Assigned task — Because only the text is wanted, repeat the records below exactly and omit the pictures.

Data provided Block Start

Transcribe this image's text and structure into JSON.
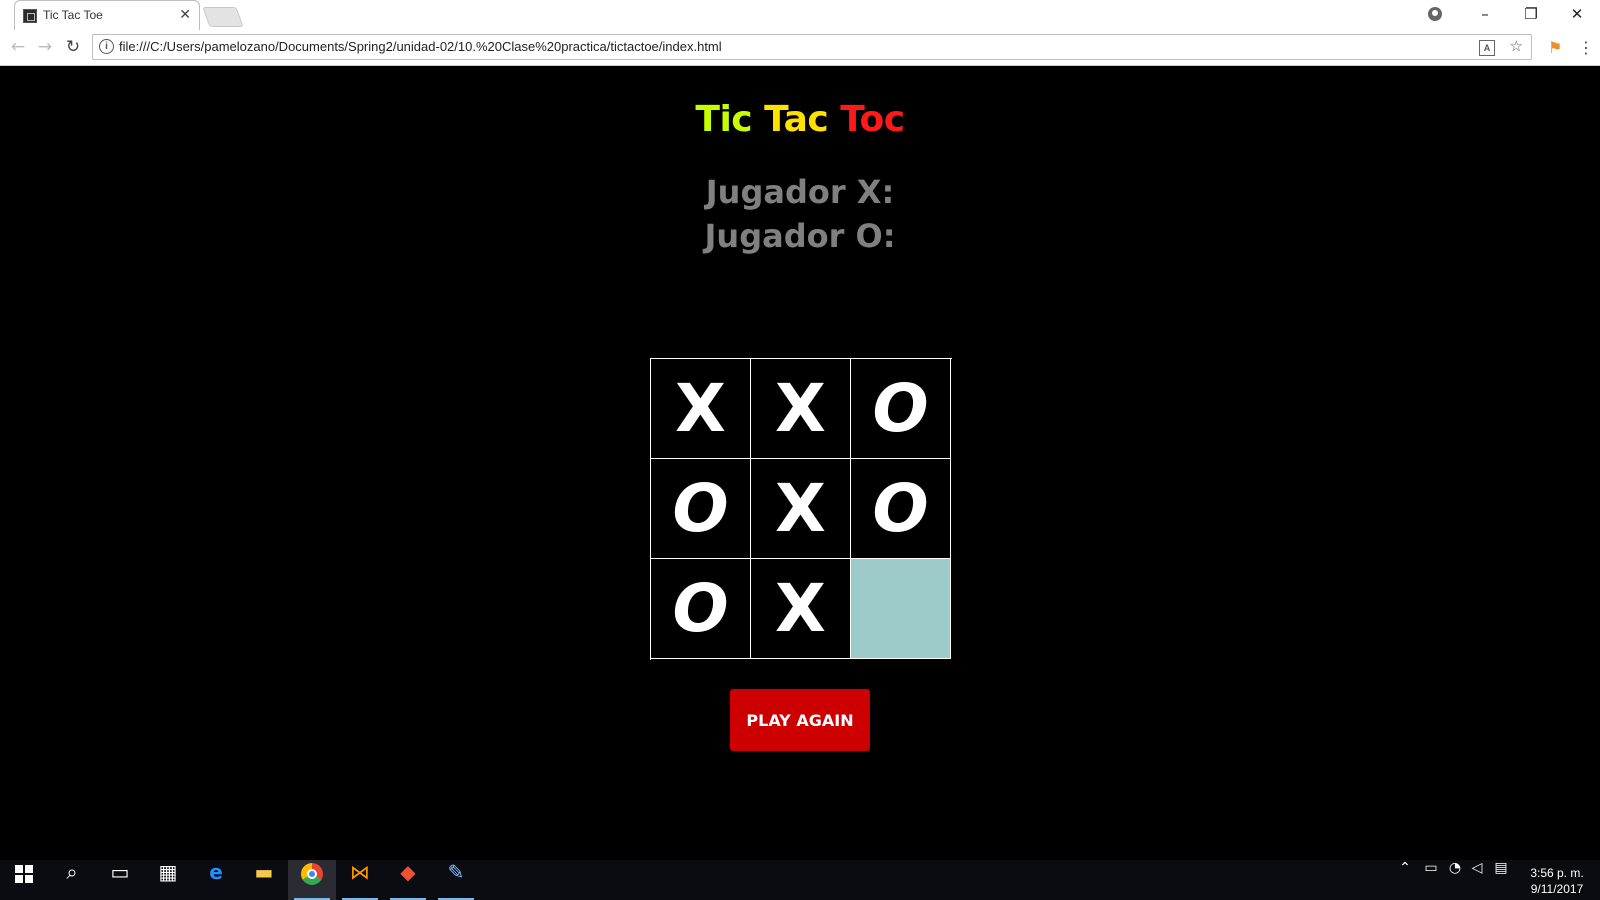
{
  "browser": {
    "tab_title": "Tic Tac Toe",
    "url": "file:///C:/Users/pamelozano/Documents/Spring2/unidad-02/10.%20Clase%20practica/tictactoe/index.html"
  },
  "page": {
    "title_words": [
      "Tic",
      "Tac",
      "Toc"
    ],
    "title_colors": [
      "#c8ff00",
      "#ffe000",
      "#ff1a1a"
    ],
    "player_x_label": "Jugador X:",
    "player_o_label": "Jugador O:",
    "board": [
      [
        "X",
        "X",
        "O"
      ],
      [
        "O",
        "X",
        "O"
      ],
      [
        "O",
        "X",
        ""
      ]
    ],
    "empty_cell_color": "#9ccbca",
    "play_again_label": "PLAY AGAIN",
    "button_color": "#cc0000"
  },
  "taskbar": {
    "icons": [
      "windows-start-icon",
      "search-icon",
      "task-view-icon",
      "store-icon",
      "edge-icon",
      "file-explorer-icon",
      "chrome-icon",
      "sublime-icon",
      "git-icon",
      "paint-icon"
    ],
    "time": "3:56 p. m.",
    "date": "9/11/2017"
  }
}
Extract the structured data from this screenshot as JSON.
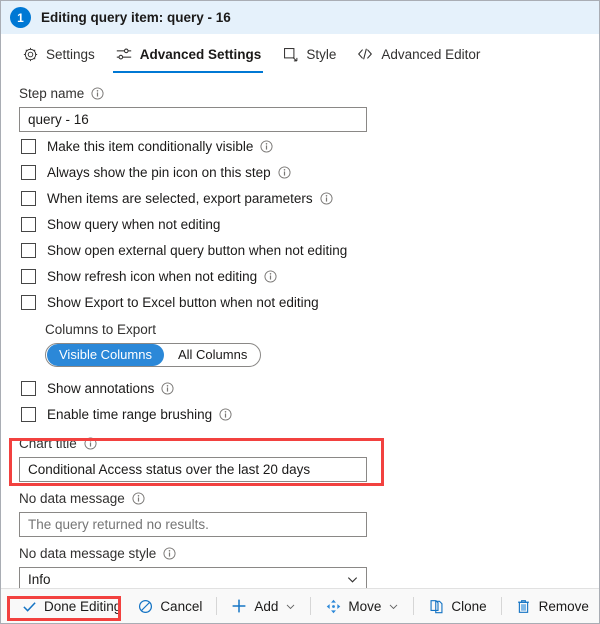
{
  "header": {
    "step_number": "1",
    "title": "Editing query item: query - 16",
    "badge_color": "#0078d4",
    "background_color": "#e5f1fb"
  },
  "tabs": [
    {
      "label": "Settings",
      "icon": "gear-icon",
      "active": false
    },
    {
      "label": "Advanced Settings",
      "icon": "sliders-icon",
      "active": true
    },
    {
      "label": "Style",
      "icon": "style-square-icon",
      "active": false
    },
    {
      "label": "Advanced Editor",
      "icon": "code-brackets-icon",
      "active": false
    }
  ],
  "form": {
    "step_name": {
      "label": "Step name",
      "value": "query - 16",
      "info": true
    },
    "checkboxes": [
      {
        "label": "Make this item conditionally visible",
        "checked": false,
        "info": true
      },
      {
        "label": "Always show the pin icon on this step",
        "checked": false,
        "info": true
      },
      {
        "label": "When items are selected, export parameters",
        "checked": false,
        "info": true
      },
      {
        "label": "Show query when not editing",
        "checked": false,
        "info": false
      },
      {
        "label": "Show open external query button when not editing",
        "checked": false,
        "info": false
      },
      {
        "label": "Show refresh icon when not editing",
        "checked": false,
        "info": true
      },
      {
        "label": "Show Export to Excel button when not editing",
        "checked": false,
        "info": false
      }
    ],
    "columns_to_export": {
      "label": "Columns to Export",
      "options": [
        "Visible Columns",
        "All Columns"
      ],
      "selected": "Visible Columns",
      "selected_color": "#2b88d8"
    },
    "checkboxes2": [
      {
        "label": "Show annotations",
        "checked": false,
        "info": true
      },
      {
        "label": "Enable time range brushing",
        "checked": false,
        "info": true
      }
    ],
    "chart_title": {
      "label": "Chart title",
      "value": "Conditional Access status over the last 20 days",
      "info": true,
      "highlight_color": "#f2413f"
    },
    "no_data_message": {
      "label": "No data message",
      "value": "The query returned no results.",
      "is_placeholder": true,
      "info": true
    },
    "no_data_message_style": {
      "label": "No data message style",
      "value": "Info",
      "info": true
    }
  },
  "toolbar": {
    "done_editing": {
      "label": "Done Editing",
      "icon": "checkmark-icon",
      "highlighted": true
    },
    "cancel": {
      "label": "Cancel",
      "icon": "cancel-circle-icon"
    },
    "add": {
      "label": "Add",
      "icon": "plus-icon",
      "has_caret": true
    },
    "move": {
      "label": "Move",
      "icon": "move-arrows-icon",
      "has_caret": true
    },
    "clone": {
      "label": "Clone",
      "icon": "copy-icon"
    },
    "remove": {
      "label": "Remove",
      "icon": "trash-icon"
    }
  }
}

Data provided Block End

Problem solution —
Transcribe this image's text and structure into JSON.
{
  "browser": {
    "tab_title": "Tic Tac Toe",
    "url": "file:///C:/Users/pamelozano/Documents/Spring2/unidad-02/10.%20Clase%20practica/tictactoe/index.html"
  },
  "page": {
    "title_words": [
      "Tic",
      "Tac",
      "Toc"
    ],
    "title_colors": [
      "#c8ff00",
      "#ffe000",
      "#ff1a1a"
    ],
    "player_x_label": "Jugador X:",
    "player_o_label": "Jugador O:",
    "board": [
      [
        "X",
        "X",
        "O"
      ],
      [
        "O",
        "X",
        "O"
      ],
      [
        "O",
        "X",
        ""
      ]
    ],
    "empty_cell_color": "#9ccbca",
    "play_again_label": "PLAY AGAIN",
    "button_color": "#cc0000"
  },
  "taskbar": {
    "icons": [
      "windows-start-icon",
      "search-icon",
      "task-view-icon",
      "store-icon",
      "edge-icon",
      "file-explorer-icon",
      "chrome-icon",
      "sublime-icon",
      "git-icon",
      "paint-icon"
    ],
    "time": "3:56 p. m.",
    "date": "9/11/2017"
  }
}
Extract the structured data from this screenshot as JSON.
{
  "header": {
    "step_number": "1",
    "title": "Editing query item: query - 16",
    "badge_color": "#0078d4",
    "background_color": "#e5f1fb"
  },
  "tabs": [
    {
      "label": "Settings",
      "icon": "gear-icon",
      "active": false
    },
    {
      "label": "Advanced Settings",
      "icon": "sliders-icon",
      "active": true
    },
    {
      "label": "Style",
      "icon": "style-square-icon",
      "active": false
    },
    {
      "label": "Advanced Editor",
      "icon": "code-brackets-icon",
      "active": false
    }
  ],
  "form": {
    "step_name": {
      "label": "Step name",
      "value": "query - 16",
      "info": true
    },
    "checkboxes": [
      {
        "label": "Make this item conditionally visible",
        "checked": false,
        "info": true
      },
      {
        "label": "Always show the pin icon on this step",
        "checked": false,
        "info": true
      },
      {
        "label": "When items are selected, export parameters",
        "checked": false,
        "info": true
      },
      {
        "label": "Show query when not editing",
        "checked": false,
        "info": false
      },
      {
        "label": "Show open external query button when not editing",
        "checked": false,
        "info": false
      },
      {
        "label": "Show refresh icon when not editing",
        "checked": false,
        "info": true
      },
      {
        "label": "Show Export to Excel button when not editing",
        "checked": false,
        "info": false
      }
    ],
    "columns_to_export": {
      "label": "Columns to Export",
      "options": [
        "Visible Columns",
        "All Columns"
      ],
      "selected": "Visible Columns",
      "selected_color": "#2b88d8"
    },
    "checkboxes2": [
      {
        "label": "Show annotations",
        "checked": false,
        "info": true
      },
      {
        "label": "Enable time range brushing",
        "checked": false,
        "info": true
      }
    ],
    "chart_title": {
      "label": "Chart title",
      "value": "Conditional Access status over the last 20 days",
      "info": true,
      "highlight_color": "#f2413f"
    },
    "no_data_message": {
      "label": "No data message",
      "value": "The query returned no results.",
      "is_placeholder": true,
      "info": true
    },
    "no_data_message_style": {
      "label": "No data message style",
      "value": "Info",
      "info": true
    }
  },
  "toolbar": {
    "done_editing": {
      "label": "Done Editing",
      "icon": "checkmark-icon",
      "highlighted": true
    },
    "cancel": {
      "label": "Cancel",
      "icon": "cancel-circle-icon"
    },
    "add": {
      "label": "Add",
      "icon": "plus-icon",
      "has_caret": true
    },
    "move": {
      "label": "Move",
      "icon": "move-arrows-icon",
      "has_caret": true
    },
    "clone": {
      "label": "Clone",
      "icon": "copy-icon"
    },
    "remove": {
      "label": "Remove",
      "icon": "trash-icon"
    }
  }
}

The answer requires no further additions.